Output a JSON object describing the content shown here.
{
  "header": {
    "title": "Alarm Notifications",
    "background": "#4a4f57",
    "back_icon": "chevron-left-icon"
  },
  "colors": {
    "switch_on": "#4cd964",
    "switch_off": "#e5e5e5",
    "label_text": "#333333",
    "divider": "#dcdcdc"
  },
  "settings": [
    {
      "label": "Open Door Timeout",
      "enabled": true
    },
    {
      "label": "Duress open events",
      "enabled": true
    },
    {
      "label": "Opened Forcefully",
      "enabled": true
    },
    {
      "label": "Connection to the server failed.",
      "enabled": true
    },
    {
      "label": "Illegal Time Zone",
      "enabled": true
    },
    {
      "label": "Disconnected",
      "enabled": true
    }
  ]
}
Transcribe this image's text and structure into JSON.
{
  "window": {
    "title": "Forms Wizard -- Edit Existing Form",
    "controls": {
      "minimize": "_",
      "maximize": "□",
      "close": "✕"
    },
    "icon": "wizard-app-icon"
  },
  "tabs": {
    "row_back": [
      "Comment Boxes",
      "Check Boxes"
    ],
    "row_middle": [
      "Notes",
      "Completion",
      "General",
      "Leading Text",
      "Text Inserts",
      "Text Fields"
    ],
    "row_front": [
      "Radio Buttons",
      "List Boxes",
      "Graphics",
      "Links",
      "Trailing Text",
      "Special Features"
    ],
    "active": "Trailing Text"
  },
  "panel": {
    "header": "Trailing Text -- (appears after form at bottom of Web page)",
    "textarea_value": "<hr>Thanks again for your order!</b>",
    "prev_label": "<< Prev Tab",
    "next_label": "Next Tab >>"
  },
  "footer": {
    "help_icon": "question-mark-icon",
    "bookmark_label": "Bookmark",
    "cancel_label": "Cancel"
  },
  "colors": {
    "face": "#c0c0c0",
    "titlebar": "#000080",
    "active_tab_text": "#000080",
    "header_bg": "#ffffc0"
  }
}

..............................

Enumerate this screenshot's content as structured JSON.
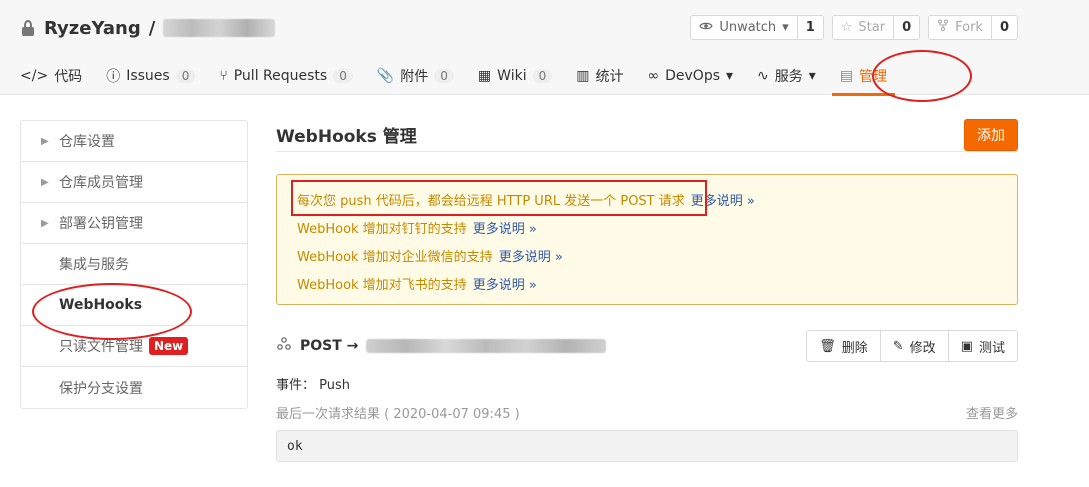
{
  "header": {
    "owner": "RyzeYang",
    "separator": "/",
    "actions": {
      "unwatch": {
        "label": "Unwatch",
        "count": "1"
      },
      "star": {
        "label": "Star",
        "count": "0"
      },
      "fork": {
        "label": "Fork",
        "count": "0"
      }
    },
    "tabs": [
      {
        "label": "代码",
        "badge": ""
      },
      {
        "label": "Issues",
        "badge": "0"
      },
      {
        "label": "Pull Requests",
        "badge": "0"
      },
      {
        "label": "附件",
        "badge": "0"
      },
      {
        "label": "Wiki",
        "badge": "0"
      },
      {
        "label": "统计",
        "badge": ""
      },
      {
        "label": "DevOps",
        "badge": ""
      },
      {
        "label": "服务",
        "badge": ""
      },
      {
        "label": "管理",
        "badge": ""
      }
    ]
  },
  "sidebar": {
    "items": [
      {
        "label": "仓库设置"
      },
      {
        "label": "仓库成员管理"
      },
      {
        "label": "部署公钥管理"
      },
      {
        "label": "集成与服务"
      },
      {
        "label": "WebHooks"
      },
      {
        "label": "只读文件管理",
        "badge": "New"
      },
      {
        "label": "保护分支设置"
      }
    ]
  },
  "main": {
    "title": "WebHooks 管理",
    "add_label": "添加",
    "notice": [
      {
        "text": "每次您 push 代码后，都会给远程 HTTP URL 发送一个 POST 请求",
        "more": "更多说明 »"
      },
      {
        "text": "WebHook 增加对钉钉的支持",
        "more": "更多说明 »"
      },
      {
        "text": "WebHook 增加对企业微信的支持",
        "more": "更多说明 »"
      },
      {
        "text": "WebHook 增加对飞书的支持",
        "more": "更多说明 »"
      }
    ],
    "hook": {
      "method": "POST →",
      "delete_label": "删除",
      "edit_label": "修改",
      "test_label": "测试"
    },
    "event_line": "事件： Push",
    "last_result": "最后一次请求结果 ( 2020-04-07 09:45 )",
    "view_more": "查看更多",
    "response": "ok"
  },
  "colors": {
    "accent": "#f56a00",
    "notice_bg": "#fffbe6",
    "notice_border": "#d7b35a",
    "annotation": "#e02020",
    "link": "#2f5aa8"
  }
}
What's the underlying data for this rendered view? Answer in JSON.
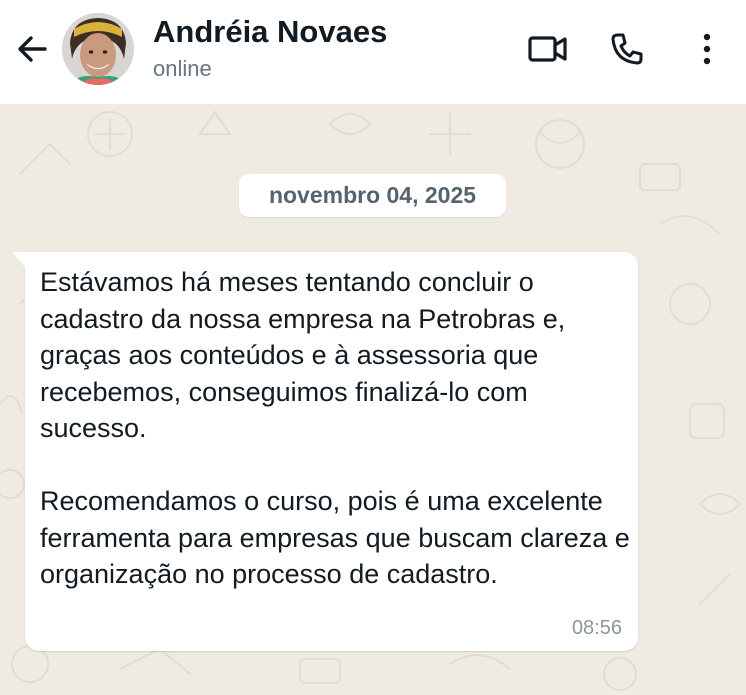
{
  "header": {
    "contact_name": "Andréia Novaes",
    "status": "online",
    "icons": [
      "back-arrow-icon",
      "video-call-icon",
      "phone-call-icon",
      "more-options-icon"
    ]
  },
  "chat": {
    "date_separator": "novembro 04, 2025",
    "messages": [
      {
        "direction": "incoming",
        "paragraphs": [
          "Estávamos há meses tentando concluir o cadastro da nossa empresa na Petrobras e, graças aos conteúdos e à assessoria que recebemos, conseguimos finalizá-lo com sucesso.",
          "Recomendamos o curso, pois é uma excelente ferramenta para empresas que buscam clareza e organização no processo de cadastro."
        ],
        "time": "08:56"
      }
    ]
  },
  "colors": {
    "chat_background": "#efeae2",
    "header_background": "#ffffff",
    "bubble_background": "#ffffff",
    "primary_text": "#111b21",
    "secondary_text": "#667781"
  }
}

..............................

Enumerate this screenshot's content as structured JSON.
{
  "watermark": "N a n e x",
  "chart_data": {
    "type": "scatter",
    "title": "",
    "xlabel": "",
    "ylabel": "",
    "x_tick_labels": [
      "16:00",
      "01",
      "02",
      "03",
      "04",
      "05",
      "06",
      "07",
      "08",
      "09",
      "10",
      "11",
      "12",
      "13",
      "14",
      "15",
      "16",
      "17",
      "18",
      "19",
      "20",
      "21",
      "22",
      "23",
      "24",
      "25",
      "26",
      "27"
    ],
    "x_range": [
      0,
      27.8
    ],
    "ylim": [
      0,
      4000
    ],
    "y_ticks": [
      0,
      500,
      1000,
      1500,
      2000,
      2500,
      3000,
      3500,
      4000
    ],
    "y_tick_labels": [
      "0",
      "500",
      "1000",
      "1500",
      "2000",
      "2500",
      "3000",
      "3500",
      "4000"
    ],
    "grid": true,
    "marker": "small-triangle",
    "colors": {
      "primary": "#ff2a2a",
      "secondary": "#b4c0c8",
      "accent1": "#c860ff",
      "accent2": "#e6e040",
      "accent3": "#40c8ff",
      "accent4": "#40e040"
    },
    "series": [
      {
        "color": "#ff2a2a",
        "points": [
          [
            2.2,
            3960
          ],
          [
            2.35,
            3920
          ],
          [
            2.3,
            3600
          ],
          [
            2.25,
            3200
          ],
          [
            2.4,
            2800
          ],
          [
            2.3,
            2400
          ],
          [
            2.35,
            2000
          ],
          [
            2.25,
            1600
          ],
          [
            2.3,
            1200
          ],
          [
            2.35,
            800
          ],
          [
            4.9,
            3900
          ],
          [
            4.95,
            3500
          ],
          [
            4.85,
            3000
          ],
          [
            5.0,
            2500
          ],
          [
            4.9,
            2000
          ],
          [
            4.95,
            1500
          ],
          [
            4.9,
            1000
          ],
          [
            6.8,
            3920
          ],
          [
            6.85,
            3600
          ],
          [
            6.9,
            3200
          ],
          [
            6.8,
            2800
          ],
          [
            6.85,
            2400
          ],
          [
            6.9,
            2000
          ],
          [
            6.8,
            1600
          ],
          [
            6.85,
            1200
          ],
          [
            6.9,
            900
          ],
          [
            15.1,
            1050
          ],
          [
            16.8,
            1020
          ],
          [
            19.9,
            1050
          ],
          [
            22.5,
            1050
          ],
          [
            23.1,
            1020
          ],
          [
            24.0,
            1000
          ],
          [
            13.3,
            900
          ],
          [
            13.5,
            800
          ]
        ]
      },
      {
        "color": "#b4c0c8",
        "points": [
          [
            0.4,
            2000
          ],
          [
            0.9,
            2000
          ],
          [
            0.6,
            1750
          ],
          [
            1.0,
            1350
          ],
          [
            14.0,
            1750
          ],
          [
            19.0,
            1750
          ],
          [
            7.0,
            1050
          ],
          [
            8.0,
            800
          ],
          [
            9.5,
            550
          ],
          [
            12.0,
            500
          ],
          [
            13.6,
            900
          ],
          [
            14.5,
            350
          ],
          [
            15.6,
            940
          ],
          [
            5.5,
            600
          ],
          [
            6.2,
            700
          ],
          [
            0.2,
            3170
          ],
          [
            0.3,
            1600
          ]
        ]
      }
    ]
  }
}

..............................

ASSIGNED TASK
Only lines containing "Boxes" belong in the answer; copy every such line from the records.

TASK ANSWER
      "Comment Boxes",
      "Check Boxes"
      "List Boxes",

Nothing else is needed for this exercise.